Fort Mill Times

Joy of reading stressed for 'Library Week'

Indian Land High School students could earn prizes for thumbing through their favorite novels during lunchtime in the cafeteria or browsing a newspaper's Web site during study hall.

National Library Week, April 14-18, will be filled with reading-themed events, according to Indian Land High School Librarian Elizabeth Ashley, and plenty of opportunities to win prizes.

"Join the Circle of Knowledge" is the theme of National Library Week, Ashley said, and students who are "caught" reading around the school will have their picture taken and posted on a Tree of Knowledge display at the school. Small prizes will be handed out to every student caught reading, and they will be entered into a daily drawing for a $10 gift card to Barnes and Noble and a weekly drawing for a $20 gift card.

"Hopefully we'll run out of prizes," Ashley said. "If we could get everybody in the student body [to read], I'd be happy."

During the week, students will be given time for silent reading as part of their first class of the day. The class that has the most students participating will be rewarded at the end of the week, Ashley said, most likely with a pizza or ice cream party. Classes will also collect "Nickels for Novels," with the class raising the most money receiving a party, she added.

This is the first year that Indian Land has participated in National Library Week.

"It encourages reading and gets the word out that it isn't uncool to read," Ashley said. "Reading is in. We have a lot of readers and it's a big cross-section of students."

Parents are also encouraged to participate. On April 14, during parent-teacher conferences, the school library will be open from 5 p.m. to 8 p.m. for Family Read Night. Parents and students can bring books to read, or browse the shelves for a new book.

High school students read a lot of Web logs and text messages, Ashley said.
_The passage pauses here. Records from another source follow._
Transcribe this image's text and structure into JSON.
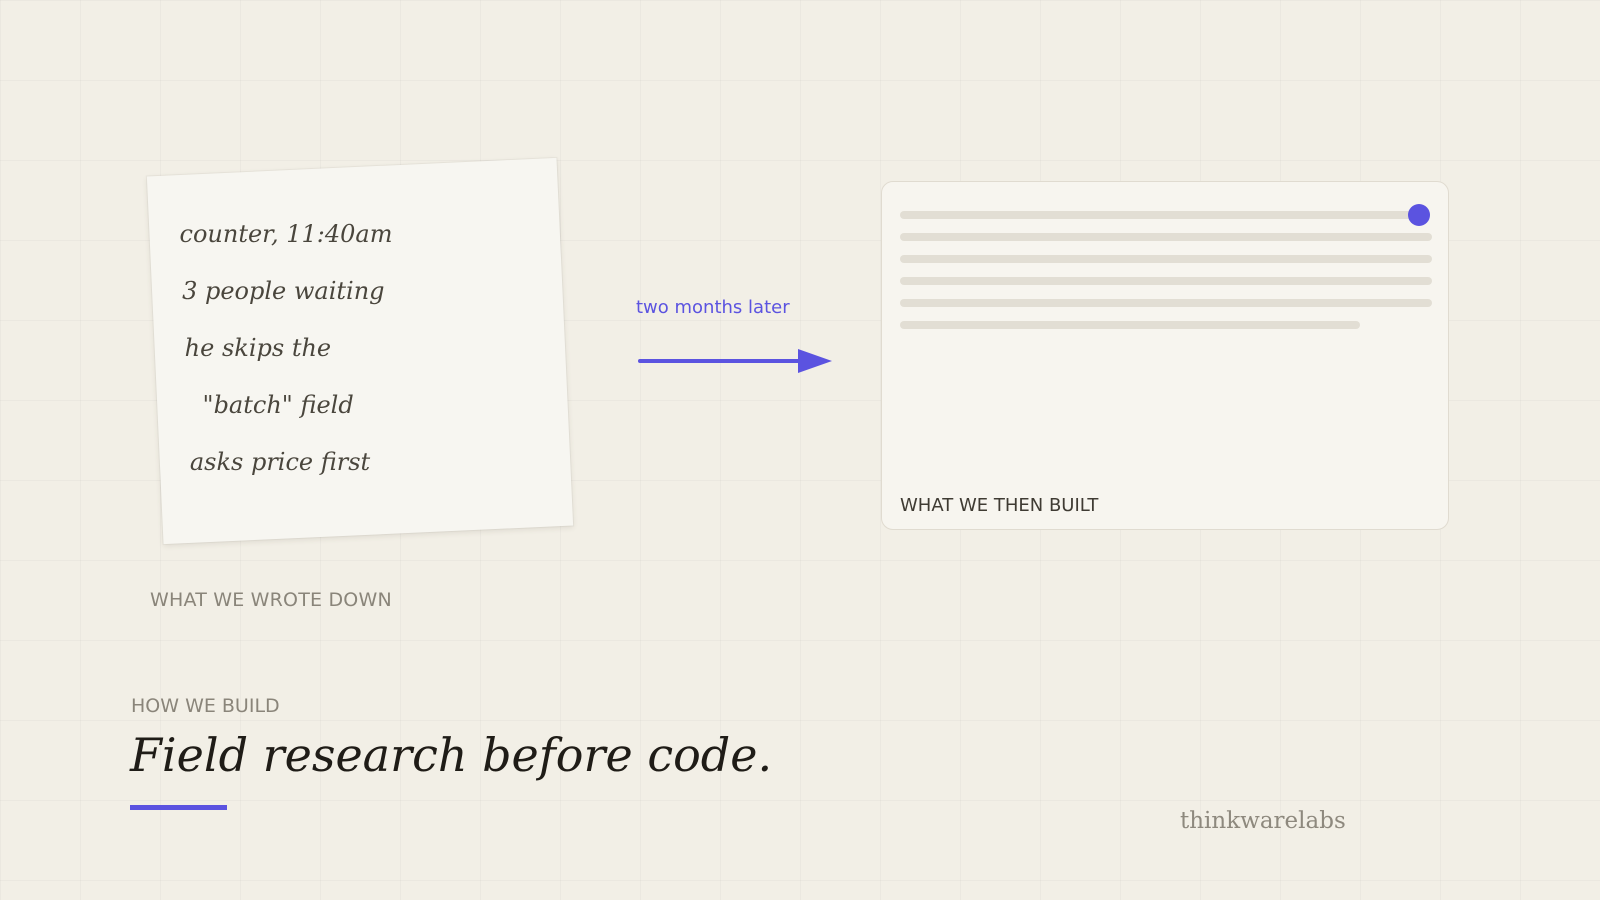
{
  "note": {
    "lines": [
      "counter, 11:40am",
      "3 people waiting",
      "he skips the",
      "  \"batch\" field",
      "asks price first"
    ]
  },
  "captions": {
    "wrote_down": "WHAT WE WROTE DOWN",
    "then_built": "WHAT WE THEN BUILT"
  },
  "annotation": "two months later",
  "section": {
    "eyebrow": "HOW WE BUILD",
    "headline": "Field research before code."
  },
  "brand": "thinkwarelabs",
  "colors": {
    "accent": "#5b53e0",
    "background": "#f2efe6",
    "note_paper": "#f7f6f1",
    "card_bg": "#f7f5ef",
    "placeholder_bar": "#e2ded4",
    "text_dark": "#1f1c17",
    "text_muted": "#8a857a"
  }
}
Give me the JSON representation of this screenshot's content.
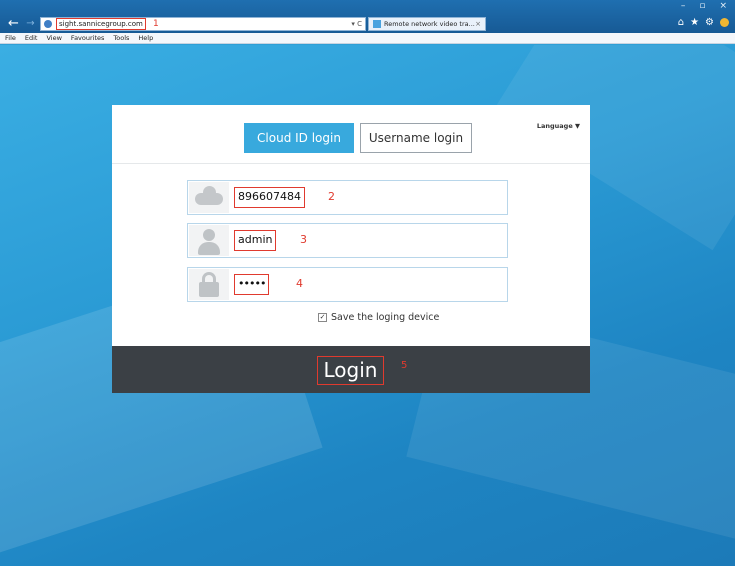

Reading in any form is good, she added, but it's helpful for students to get into the habit of reading a newspaper or a novel and seeing proper grammar.

"We want them to read those things to, but they need to get into the joy of a novel and letting it take you somewhere," Ashley said. "And learning something new with nonfiction."